Effect of weight gain and weight loss on performance and body composition in elite athletes
1) The weight loss strategy recommended is a gradual weight-loss due to moderate energy restriction promoting a weekly weight-loss of 0.5-1 kg. However, a decrease in body mass due to energy restriction can lead to loss of lean body mass (LBM) and thereby impair performance. Purpose: To compare the loss of fat mass, LBM and performance in two different weight-loss interventions. 2) Because muscle mass is an important determinant of performance in sports dependent on high muscle strength or power (e.g. weight lifting, alpine skiing), there is a need for effective muscle mass gaining protocols. The most important factors promoting an increase in muscle mass is strength training combined with positive energy balance, and an increase in body mass of 0.25-0.5 kg per week may be possible depending on genetics and the resistance-training history of the athlete (1,2). For Elite athletes with heavy training loads, competitions and limited time for proper nutrition strategies, it can be a difficult task to increase lean body mass (LBM) or to maintain LBM during the competitive season. Thus, a significant number of these athletes are using excessive supplementation and diets high in saturated fat. Purpose: To evaluate the effect of nutritional guidance in a 10-12 weeks weight-gain period in elite athletes.
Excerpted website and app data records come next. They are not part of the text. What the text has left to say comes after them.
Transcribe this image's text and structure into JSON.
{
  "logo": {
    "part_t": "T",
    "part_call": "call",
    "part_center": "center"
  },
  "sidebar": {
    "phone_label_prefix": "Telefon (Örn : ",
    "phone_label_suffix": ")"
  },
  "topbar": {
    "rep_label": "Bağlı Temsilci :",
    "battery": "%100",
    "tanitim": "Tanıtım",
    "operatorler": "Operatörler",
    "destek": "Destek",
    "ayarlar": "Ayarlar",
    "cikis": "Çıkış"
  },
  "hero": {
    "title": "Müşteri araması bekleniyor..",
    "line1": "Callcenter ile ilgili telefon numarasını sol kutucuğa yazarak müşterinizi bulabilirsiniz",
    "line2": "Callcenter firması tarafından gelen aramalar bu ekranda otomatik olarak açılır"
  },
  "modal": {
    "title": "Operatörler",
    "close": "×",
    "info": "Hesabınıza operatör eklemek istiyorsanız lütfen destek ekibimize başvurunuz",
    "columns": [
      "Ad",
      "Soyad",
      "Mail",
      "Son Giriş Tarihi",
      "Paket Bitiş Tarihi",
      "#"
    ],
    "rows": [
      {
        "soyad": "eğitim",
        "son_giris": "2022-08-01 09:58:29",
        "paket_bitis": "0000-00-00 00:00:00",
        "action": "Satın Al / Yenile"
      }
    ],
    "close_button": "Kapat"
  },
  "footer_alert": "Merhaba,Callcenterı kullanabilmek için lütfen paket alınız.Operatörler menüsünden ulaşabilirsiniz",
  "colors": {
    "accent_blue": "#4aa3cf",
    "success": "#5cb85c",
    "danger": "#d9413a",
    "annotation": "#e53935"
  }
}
1) Methods: 30 male and female elite athletes where randomized into two groups, “slow reduction” (SR, n=14, 23.53.3 y, 72.212.2 kg) and “fast reduction” (FR, n=16, 22.34.9 y, 72.211.2kg). All athletes followed a 6-12 week energy restriction period depending on the intervention and desired weight loss. Diets were recorded by 4-day weighed food records and each athlete followed an individualized diet plan promoting weekly body weight-loss of 0.7% or 1.4%. All athletes continued training their sport as usual (14.63.5h per week), and in addition all included four resistance-training sessions per week to emphasize muscle hypertrophy. Measurements done pre and post intervention were: body weight (BW), dual energy x-ray absorptiometry (DEXA), 1 RM tests (squat and bench press) and vertical jumping test. 2) Methods: 39 male and female elite athletes where randomized into two groups, “nutritional guidance group” (NG, n=21, 19.1±2.9 y, 70.9±8.9 kg) and “ad libitum group” (ALG, n=18, 19.6±2.7 y, 75.0±5.9kg). The Athletes in NG followed a strict meal plan based on a 4-day weighed food registration, providing a positive daily energy intake corresponding to 544±143 kcal whereas the athletes in the ALG had an ad libitum energy intake with no nutritional guidelines. All athletes continued their normal sport specific training (16.7±5.4h per week), and in addition all included four resistance-training sessions per week to emphasize muscle hypertrophy. Assessments done pre and post intervention were: body weight (BW), dual energy x-ray absorptiometry (DEXA), 1 RM tests (squat and bench press and bench pull).